> What is expected
In the listing below, how many lines contain the string "Last"? Reply with the number alone.

> Data for this task
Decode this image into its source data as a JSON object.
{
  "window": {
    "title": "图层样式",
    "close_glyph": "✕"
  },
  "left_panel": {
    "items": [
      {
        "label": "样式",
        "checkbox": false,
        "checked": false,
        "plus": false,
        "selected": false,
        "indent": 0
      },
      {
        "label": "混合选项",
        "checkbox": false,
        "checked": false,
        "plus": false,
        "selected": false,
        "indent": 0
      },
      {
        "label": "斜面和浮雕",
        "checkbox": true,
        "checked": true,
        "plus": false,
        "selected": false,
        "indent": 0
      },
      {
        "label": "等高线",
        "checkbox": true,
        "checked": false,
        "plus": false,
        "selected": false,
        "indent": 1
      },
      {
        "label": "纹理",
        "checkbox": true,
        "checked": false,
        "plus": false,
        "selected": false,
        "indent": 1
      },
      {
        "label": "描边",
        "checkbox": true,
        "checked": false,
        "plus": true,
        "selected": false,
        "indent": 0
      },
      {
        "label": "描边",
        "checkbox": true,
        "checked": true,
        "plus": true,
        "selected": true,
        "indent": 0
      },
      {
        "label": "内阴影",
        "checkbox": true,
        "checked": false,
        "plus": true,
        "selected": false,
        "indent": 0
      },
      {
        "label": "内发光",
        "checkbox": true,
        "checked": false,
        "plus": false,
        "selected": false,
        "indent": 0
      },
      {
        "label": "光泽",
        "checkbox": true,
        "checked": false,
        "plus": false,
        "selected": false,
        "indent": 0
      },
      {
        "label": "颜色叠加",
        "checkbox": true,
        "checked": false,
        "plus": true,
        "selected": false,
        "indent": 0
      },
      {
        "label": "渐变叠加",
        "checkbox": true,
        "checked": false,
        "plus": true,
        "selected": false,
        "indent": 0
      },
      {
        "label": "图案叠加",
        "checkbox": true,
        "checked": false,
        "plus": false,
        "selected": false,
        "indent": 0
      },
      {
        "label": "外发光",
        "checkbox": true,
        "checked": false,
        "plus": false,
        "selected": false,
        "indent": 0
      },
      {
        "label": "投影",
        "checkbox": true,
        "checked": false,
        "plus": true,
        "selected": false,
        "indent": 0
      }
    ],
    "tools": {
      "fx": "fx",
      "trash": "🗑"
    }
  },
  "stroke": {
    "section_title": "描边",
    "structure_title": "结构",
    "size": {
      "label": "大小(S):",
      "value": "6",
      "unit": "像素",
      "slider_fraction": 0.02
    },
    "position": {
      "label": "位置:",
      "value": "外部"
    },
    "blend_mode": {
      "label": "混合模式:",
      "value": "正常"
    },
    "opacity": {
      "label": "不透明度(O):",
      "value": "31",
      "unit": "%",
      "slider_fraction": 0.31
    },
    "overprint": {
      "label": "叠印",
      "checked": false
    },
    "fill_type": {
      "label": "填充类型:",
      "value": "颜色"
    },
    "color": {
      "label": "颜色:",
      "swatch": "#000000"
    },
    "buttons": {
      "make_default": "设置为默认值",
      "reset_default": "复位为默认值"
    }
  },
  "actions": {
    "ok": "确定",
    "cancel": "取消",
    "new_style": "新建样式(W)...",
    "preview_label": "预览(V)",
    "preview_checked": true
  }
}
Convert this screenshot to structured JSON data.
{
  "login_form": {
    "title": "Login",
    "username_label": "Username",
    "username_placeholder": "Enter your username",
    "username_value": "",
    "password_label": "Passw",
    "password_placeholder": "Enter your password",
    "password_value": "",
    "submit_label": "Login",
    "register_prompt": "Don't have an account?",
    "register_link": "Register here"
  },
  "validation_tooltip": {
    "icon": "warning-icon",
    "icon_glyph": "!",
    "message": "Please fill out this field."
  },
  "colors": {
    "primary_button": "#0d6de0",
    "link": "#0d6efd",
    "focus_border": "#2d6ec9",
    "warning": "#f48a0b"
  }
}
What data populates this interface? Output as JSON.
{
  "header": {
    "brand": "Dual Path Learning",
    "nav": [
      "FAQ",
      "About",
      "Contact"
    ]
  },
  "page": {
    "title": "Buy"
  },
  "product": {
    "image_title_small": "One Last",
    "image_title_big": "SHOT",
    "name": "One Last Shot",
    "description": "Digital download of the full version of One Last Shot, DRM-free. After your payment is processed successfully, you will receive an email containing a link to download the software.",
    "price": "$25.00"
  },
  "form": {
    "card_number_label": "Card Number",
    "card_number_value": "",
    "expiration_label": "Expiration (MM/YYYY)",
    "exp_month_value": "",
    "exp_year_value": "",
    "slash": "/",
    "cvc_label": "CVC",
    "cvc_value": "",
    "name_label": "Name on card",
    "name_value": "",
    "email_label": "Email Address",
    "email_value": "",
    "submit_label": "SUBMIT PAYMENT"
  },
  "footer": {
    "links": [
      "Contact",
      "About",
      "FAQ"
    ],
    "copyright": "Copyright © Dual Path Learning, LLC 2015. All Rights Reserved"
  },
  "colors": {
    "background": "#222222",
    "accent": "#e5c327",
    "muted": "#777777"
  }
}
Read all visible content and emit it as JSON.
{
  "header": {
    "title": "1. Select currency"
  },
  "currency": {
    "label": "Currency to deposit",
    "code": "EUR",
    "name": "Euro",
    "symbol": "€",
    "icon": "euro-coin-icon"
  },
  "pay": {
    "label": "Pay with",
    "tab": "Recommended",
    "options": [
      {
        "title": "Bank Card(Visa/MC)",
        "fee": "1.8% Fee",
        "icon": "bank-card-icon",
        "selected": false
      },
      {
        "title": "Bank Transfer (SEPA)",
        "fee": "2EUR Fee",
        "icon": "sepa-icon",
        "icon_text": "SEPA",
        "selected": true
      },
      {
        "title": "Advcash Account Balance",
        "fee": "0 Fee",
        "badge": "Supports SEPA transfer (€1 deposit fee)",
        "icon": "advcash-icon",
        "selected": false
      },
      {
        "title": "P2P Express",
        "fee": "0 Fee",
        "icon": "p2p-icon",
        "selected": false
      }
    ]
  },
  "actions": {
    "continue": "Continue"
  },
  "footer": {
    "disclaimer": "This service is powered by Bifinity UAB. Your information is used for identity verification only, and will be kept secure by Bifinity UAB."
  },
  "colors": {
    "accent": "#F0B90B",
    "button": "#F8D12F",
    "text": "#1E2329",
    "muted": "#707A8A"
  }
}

> Finished exercise
3